(Website and app data records)
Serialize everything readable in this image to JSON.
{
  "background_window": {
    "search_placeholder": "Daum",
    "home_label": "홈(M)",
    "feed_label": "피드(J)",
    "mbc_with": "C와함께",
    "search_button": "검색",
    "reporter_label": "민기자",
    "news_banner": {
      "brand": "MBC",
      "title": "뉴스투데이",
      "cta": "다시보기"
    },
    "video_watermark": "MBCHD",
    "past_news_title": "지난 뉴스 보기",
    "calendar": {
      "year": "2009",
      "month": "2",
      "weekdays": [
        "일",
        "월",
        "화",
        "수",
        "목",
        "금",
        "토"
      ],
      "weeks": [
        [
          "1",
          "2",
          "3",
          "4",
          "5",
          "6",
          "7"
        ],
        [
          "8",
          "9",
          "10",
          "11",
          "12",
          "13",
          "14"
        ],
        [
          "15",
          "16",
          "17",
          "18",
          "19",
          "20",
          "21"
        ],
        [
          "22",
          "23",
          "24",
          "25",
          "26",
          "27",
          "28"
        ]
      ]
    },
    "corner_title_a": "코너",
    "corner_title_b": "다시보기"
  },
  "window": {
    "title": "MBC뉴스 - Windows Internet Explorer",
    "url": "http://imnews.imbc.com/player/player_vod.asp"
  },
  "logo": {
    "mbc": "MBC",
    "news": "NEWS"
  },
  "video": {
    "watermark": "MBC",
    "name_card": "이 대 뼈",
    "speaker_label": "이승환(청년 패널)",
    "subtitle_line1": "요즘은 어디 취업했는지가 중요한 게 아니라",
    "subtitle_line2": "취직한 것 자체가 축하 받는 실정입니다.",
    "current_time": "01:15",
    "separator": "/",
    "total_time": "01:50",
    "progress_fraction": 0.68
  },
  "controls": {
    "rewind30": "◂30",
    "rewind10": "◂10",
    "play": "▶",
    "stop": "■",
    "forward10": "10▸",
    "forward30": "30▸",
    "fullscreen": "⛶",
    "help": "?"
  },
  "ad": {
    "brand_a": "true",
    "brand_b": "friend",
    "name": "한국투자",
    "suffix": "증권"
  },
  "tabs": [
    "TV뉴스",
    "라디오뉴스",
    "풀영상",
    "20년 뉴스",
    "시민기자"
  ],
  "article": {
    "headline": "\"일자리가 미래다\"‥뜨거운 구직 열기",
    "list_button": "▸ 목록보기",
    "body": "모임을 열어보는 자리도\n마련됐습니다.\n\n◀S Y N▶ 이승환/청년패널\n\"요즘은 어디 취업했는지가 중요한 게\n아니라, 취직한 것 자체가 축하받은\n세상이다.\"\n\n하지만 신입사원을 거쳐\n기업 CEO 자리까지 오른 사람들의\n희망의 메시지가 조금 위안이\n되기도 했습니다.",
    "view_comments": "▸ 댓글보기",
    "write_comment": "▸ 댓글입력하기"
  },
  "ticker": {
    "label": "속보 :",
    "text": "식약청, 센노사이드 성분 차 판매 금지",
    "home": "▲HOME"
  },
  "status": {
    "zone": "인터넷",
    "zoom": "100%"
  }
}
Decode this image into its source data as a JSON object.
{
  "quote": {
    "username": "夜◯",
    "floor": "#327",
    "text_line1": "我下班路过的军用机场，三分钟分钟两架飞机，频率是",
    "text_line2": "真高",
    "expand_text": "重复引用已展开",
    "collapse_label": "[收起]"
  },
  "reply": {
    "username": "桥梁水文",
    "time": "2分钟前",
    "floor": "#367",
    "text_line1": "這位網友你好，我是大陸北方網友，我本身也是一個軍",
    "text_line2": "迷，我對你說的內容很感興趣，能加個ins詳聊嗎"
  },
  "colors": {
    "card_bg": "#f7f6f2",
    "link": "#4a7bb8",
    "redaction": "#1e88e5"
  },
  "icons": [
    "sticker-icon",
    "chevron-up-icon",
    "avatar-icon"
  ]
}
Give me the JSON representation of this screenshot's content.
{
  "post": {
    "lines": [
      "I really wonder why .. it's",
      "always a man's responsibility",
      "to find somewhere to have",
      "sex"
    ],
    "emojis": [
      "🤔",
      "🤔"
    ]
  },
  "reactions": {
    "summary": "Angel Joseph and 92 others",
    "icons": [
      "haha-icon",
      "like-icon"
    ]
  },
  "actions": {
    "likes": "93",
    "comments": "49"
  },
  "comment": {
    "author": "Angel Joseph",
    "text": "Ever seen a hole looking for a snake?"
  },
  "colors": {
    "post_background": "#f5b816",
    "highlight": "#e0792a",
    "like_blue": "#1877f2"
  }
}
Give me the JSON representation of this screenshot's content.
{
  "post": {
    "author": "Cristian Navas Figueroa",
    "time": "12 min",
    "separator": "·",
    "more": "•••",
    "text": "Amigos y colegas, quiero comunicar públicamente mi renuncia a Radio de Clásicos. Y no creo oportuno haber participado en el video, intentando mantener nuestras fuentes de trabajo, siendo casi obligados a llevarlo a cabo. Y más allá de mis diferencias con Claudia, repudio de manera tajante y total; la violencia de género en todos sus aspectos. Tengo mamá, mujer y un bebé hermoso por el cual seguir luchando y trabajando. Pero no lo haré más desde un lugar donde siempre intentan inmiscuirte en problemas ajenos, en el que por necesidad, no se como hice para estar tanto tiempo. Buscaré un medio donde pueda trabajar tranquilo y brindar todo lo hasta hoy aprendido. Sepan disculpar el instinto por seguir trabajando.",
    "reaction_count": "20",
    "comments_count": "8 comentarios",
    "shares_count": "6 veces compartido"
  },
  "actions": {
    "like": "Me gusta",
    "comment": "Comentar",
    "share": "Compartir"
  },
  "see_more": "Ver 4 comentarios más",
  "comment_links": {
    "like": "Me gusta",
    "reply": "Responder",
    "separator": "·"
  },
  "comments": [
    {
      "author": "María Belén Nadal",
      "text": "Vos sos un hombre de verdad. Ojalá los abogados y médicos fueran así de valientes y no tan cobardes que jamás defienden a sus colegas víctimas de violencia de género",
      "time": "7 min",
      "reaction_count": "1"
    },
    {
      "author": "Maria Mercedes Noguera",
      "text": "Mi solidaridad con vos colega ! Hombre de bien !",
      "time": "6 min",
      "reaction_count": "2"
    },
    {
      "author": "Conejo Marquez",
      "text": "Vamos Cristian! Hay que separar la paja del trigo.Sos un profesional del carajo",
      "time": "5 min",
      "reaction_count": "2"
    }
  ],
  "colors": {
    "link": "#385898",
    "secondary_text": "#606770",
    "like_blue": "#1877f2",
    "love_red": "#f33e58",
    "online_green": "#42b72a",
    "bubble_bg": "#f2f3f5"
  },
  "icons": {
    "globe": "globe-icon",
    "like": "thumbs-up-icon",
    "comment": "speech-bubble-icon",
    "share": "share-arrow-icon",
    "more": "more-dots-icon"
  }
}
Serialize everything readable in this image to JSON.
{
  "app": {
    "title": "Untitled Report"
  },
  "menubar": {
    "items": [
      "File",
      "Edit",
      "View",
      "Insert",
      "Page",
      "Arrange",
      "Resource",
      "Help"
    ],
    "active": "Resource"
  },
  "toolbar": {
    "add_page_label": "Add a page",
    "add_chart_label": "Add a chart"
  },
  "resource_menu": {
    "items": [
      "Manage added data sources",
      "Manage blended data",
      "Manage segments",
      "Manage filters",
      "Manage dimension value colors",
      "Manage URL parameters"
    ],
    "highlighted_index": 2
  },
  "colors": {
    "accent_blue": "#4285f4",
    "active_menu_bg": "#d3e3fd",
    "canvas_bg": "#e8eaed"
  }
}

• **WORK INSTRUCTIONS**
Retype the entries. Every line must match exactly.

• **ANSWER AREA**
Serialize everything readable in this image to JSON.
{
  "background_window": {
    "search_placeholder": "Daum",
    "home_label": "홈(M)",
    "feed_label": "피드(J)",
    "mbc_with": "C와함께",
    "search_button": "검색",
    "reporter_label": "민기자",
    "news_banner": {
      "brand": "MBC",
      "title": "뉴스투데이",
      "cta": "다시보기"
    },
    "video_watermark": "MBCHD",
    "past_news_title": "지난 뉴스 보기",
    "calendar": {
      "year": "2009",
      "month": "2",
      "weekdays": [
        "일",
        "월",
        "화",
        "수",
        "목",
        "금",
        "토"
      ],
      "weeks": [
        [
          "1",
          "2",
          "3",
          "4",
          "5",
          "6",
          "7"
        ],
        [
          "8",
          "9",
          "10",
          "11",
          "12",
          "13",
          "14"
        ],
        [
          "15",
          "16",
          "17",
          "18",
          "19",
          "20",
          "21"
        ],
        [
          "22",
          "23",
          "24",
          "25",
          "26",
          "27",
          "28"
        ]
      ]
    },
    "corner_title_a": "코너",
    "corner_title_b": "다시보기"
  },
  "window": {
    "title": "MBC뉴스 - Windows Internet Explorer",
    "url": "http://imnews.imbc.com/player/player_vod.asp"
  },
  "logo": {
    "mbc": "MBC",
    "news": "NEWS"
  },
  "video": {
    "watermark": "MBC",
    "name_card": "이 대 뼈",
    "speaker_label": "이승환(청년 패널)",
    "subtitle_line1": "요즘은 어디 취업했는지가 중요한 게 아니라",
    "subtitle_line2": "취직한 것 자체가 축하 받는 실정입니다.",
    "current_time": "01:15",
    "separator": "/",
    "total_time": "01:50",
    "progress_fraction": 0.68
  },
  "controls": {
    "rewind30": "◂30",
    "rewind10": "◂10",
    "play": "▶",
    "stop": "■",
    "forward10": "10▸",
    "forward30": "30▸",
    "fullscreen": "⛶",
    "help": "?"
  },
  "ad": {
    "brand_a": "true",
    "brand_b": "friend",
    "name": "한국투자",
    "suffix": "증권"
  },
  "tabs": [
    "TV뉴스",
    "라디오뉴스",
    "풀영상",
    "20년 뉴스",
    "시민기자"
  ],
  "article": {
    "headline": "\"일자리가 미래다\"‥뜨거운 구직 열기",
    "list_button": "▸ 목록보기",
    "body": "모임을 열어보는 자리도\n마련됐습니다.\n\n◀S Y N▶ 이승환/청년패널\n\"요즘은 어디 취업했는지가 중요한 게\n아니라, 취직한 것 자체가 축하받은\n세상이다.\"\n\n하지만 신입사원을 거쳐\n기업 CEO 자리까지 오른 사람들의\n희망의 메시지가 조금 위안이\n되기도 했습니다.",
    "view_comments": "▸ 댓글보기",
    "write_comment": "▸ 댓글입력하기"
  },
  "ticker": {
    "label": "속보 :",
    "text": "식약청, 센노사이드 성분 차 판매 금지",
    "home": "▲HOME"
  },
  "status": {
    "zone": "인터넷",
    "zoom": "100%"
  }
}
Decode this image into its source data as a JSON object.
{
  "quote": {
    "username": "夜◯",
    "floor": "#327",
    "text_line1": "我下班路过的军用机场，三分钟分钟两架飞机，频率是",
    "text_line2": "真高",
    "expand_text": "重复引用已展开",
    "collapse_label": "[收起]"
  },
  "reply": {
    "username": "桥梁水文",
    "time": "2分钟前",
    "floor": "#367",
    "text_line1": "這位網友你好，我是大陸北方網友，我本身也是一個軍",
    "text_line2": "迷，我對你說的內容很感興趣，能加個ins詳聊嗎"
  },
  "colors": {
    "card_bg": "#f7f6f2",
    "link": "#4a7bb8",
    "redaction": "#1e88e5"
  },
  "icons": [
    "sticker-icon",
    "chevron-up-icon",
    "avatar-icon"
  ]
}
Give me the JSON representation of this screenshot's content.
{
  "post": {
    "lines": [
      "I really wonder why .. it's",
      "always a man's responsibility",
      "to find somewhere to have",
      "sex"
    ],
    "emojis": [
      "🤔",
      "🤔"
    ]
  },
  "reactions": {
    "summary": "Angel Joseph and 92 others",
    "icons": [
      "haha-icon",
      "like-icon"
    ]
  },
  "actions": {
    "likes": "93",
    "comments": "49"
  },
  "comment": {
    "author": "Angel Joseph",
    "text": "Ever seen a hole looking for a snake?"
  },
  "colors": {
    "post_background": "#f5b816",
    "highlight": "#e0792a",
    "like_blue": "#1877f2"
  }
}
Give me the JSON representation of this screenshot's content.
{
  "post": {
    "author": "Cristian Navas Figueroa",
    "time": "12 min",
    "separator": "·",
    "more": "•••",
    "text": "Amigos y colegas, quiero comunicar públicamente mi renuncia a Radio de Clásicos. Y no creo oportuno haber participado en el video, intentando mantener nuestras fuentes de trabajo, siendo casi obligados a llevarlo a cabo. Y más allá de mis diferencias con Claudia, repudio de manera tajante y total; la violencia de género en todos sus aspectos. Tengo mamá, mujer y un bebé hermoso por el cual seguir luchando y trabajando. Pero no lo haré más desde un lugar donde siempre intentan inmiscuirte en problemas ajenos, en el que por necesidad, no se como hice para estar tanto tiempo. Buscaré un medio donde pueda trabajar tranquilo y brindar todo lo hasta hoy aprendido. Sepan disculpar el instinto por seguir trabajando.",
    "reaction_count": "20",
    "comments_count": "8 comentarios",
    "shares_count": "6 veces compartido"
  },
  "actions": {
    "like": "Me gusta",
    "comment": "Comentar",
    "share": "Compartir"
  },
  "see_more": "Ver 4 comentarios más",
  "comment_links": {
    "like": "Me gusta",
    "reply": "Responder",
    "separator": "·"
  },
  "comments": [
    {
      "author": "María Belén Nadal",
      "text": "Vos sos un hombre de verdad. Ojalá los abogados y médicos fueran así de valientes y no tan cobardes que jamás defienden a sus colegas víctimas de violencia de género",
      "time": "7 min",
      "reaction_count": "1"
    },
    {
      "author": "Maria Mercedes Noguera",
      "text": "Mi solidaridad con vos colega ! Hombre de bien !",
      "time": "6 min",
      "reaction_count": "2"
    },
    {
      "author": "Conejo Marquez",
      "text": "Vamos Cristian! Hay que separar la paja del trigo.Sos un profesional del carajo",
      "time": "5 min",
      "reaction_count": "2"
    }
  ],
  "colors": {
    "link": "#385898",
    "secondary_text": "#606770",
    "like_blue": "#1877f2",
    "love_red": "#f33e58",
    "online_green": "#42b72a",
    "bubble_bg": "#f2f3f5"
  },
  "icons": {
    "globe": "globe-icon",
    "like": "thumbs-up-icon",
    "comment": "speech-bubble-icon",
    "share": "share-arrow-icon",
    "more": "more-dots-icon"
  }
}
Serialize everything readable in this image to JSON.
{
  "app": {
    "title": "Untitled Report"
  },
  "menubar": {
    "items": [
      "File",
      "Edit",
      "View",
      "Insert",
      "Page",
      "Arrange",
      "Resource",
      "Help"
    ],
    "active": "Resource"
  },
  "toolbar": {
    "add_page_label": "Add a page",
    "add_chart_label": "Add a chart"
  },
  "resource_menu": {
    "items": [
      "Manage added data sources",
      "Manage blended data",
      "Manage segments",
      "Manage filters",
      "Manage dimension value colors",
      "Manage URL parameters"
    ],
    "highlighted_index": 2
  },
  "colors": {
    "accent_blue": "#4285f4",
    "active_menu_bg": "#d3e3fd",
    "canvas_bg": "#e8eaed"
  }
}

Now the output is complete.